Ending A War
NATO leaders agree on a timeline to pull troops from Afghanistan.
This is the last day of the NATO summit in Chicago - and the focus is on Afghanistan.
Today, NATO leaders are officially signing off on President Obama's plan to pull troops out by the end of 2014, but he's trying to get NATO leaders to commit to more - a commitment to help Afghanistan after the war is over.
On Afghanistan, the NATO allies are presenting a united front.
Today in Chicago, NATO officially endorses a plan to wind down the war in Afghanistan by the end of 2014. "We will make clear our commitment to a long-term partnership," said NATO Secretary General, Anders Fogh Rasmussen.
As President Obama hosts the NATO Summit in his hometown, he's trying to get NATO allies to commit money and manpower to not only finish the war, but help Afghanistan after 2014.
Appearing with Afghan President Hamid Karzai, he conceded the road ahead will not be easy. "But we're confident that we are on the right track, and what this NATO Summit reflects is that the world is behind the strategy that we've laid out," said President Barack Obama.
"Afghanistan is fully aware of the task ahead and of what Afghanistan needs to do to reach the objectives that we all have," said Afghan President Hamid Karzai.
As NATO leaders held their meetings, protesters demonstrated in the streets.

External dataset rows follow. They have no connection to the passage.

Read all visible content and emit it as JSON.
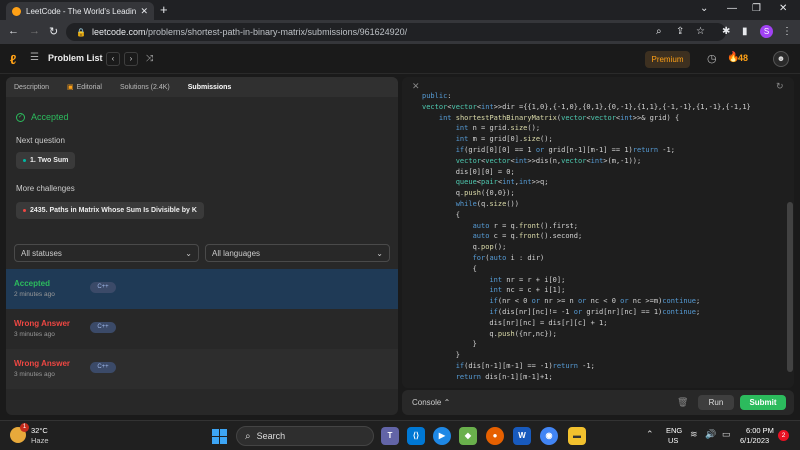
{
  "browser": {
    "tab_title": "LeetCode - The World's Leading",
    "tab_close": "✕",
    "new_tab": "+",
    "url_host": "leetcode.com",
    "url_path": "/problems/shortest-path-in-binary-matrix/submissions/961624920/",
    "profile_initial": "S",
    "minimize": "—",
    "maximize": "❐",
    "close": "✕"
  },
  "lc_header": {
    "problem_list": "Problem List",
    "premium": "Premium",
    "streak": "48"
  },
  "left_tabs": [
    {
      "label": "Description"
    },
    {
      "label": "Editorial"
    },
    {
      "label": "Solutions (2.4K)"
    },
    {
      "label": "Submissions"
    }
  ],
  "result": {
    "status": "Accepted",
    "next_question_label": "Next question",
    "next_question": "1. Two Sum",
    "more_challenges_label": "More challenges",
    "more_challenge": "2435. Paths in Matrix Whose Sum Is Divisible by K"
  },
  "filters": {
    "status": "All statuses",
    "language": "All languages"
  },
  "submissions": [
    {
      "status": "Accepted",
      "time": "2 minutes ago",
      "lang": "C++",
      "color": "#2cbb5d"
    },
    {
      "status": "Wrong Answer",
      "time": "3 minutes ago",
      "lang": "C++",
      "color": "#ef4743"
    },
    {
      "status": "Wrong Answer",
      "time": "3 minutes ago",
      "lang": "C++",
      "color": "#ef4743"
    }
  ],
  "editor": {
    "lines": [
      "public:",
      "vector<vector<int>>dir ={{1,0},{-1,0},{0,1},{0,-1},{1,1},{-1,-1},{1,-1},{-1,1}",
      "    int shortestPathBinaryMatrix(vector<vector<int>>& grid) {",
      "        int n = grid.size();",
      "        int m = grid[0].size();",
      "        if(grid[0][0] == 1 or grid[n-1][m-1] == 1)return -1;",
      "        vector<vector<int>>dis(n,vector<int>(m,-1));",
      "        dis[0][0] = 0;",
      "        queue<pair<int,int>>q;",
      "        q.push({0,0});",
      "        while(q.size())",
      "        {",
      "            auto r = q.front().first;",
      "            auto c = q.front().second;",
      "            q.pop();",
      "            for(auto i : dir)",
      "            {",
      "                int nr = r + i[0];",
      "                int nc = c + i[1];",
      "                if(nr < 0 or nr >= n or nc < 0 or nc >=m)continue;",
      "                if(dis[nr][nc]!= -1 or grid[nr][nc] == 1)continue;",
      "                dis[nr][nc] = dis[r][c] + 1;",
      "                q.push({nr,nc});",
      "            }",
      "        }",
      "        if(dis[n-1][m-1] == -1)return -1;",
      "        return dis[n-1][m-1]+1;"
    ]
  },
  "console": {
    "label": "Console",
    "run": "Run",
    "submit": "Submit"
  },
  "taskbar": {
    "temperature": "32°C",
    "weather": "Haze",
    "weather_badge": "1",
    "search": "Search",
    "lang1": "ENG",
    "lang2": "US",
    "time": "6:00 PM",
    "date": "6/1/2023",
    "notifications": "2"
  }
}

From Chicago to Kabul, there is a diplomatic effort to end a decade-long war.
Brian Mooar, NBC News, Washington.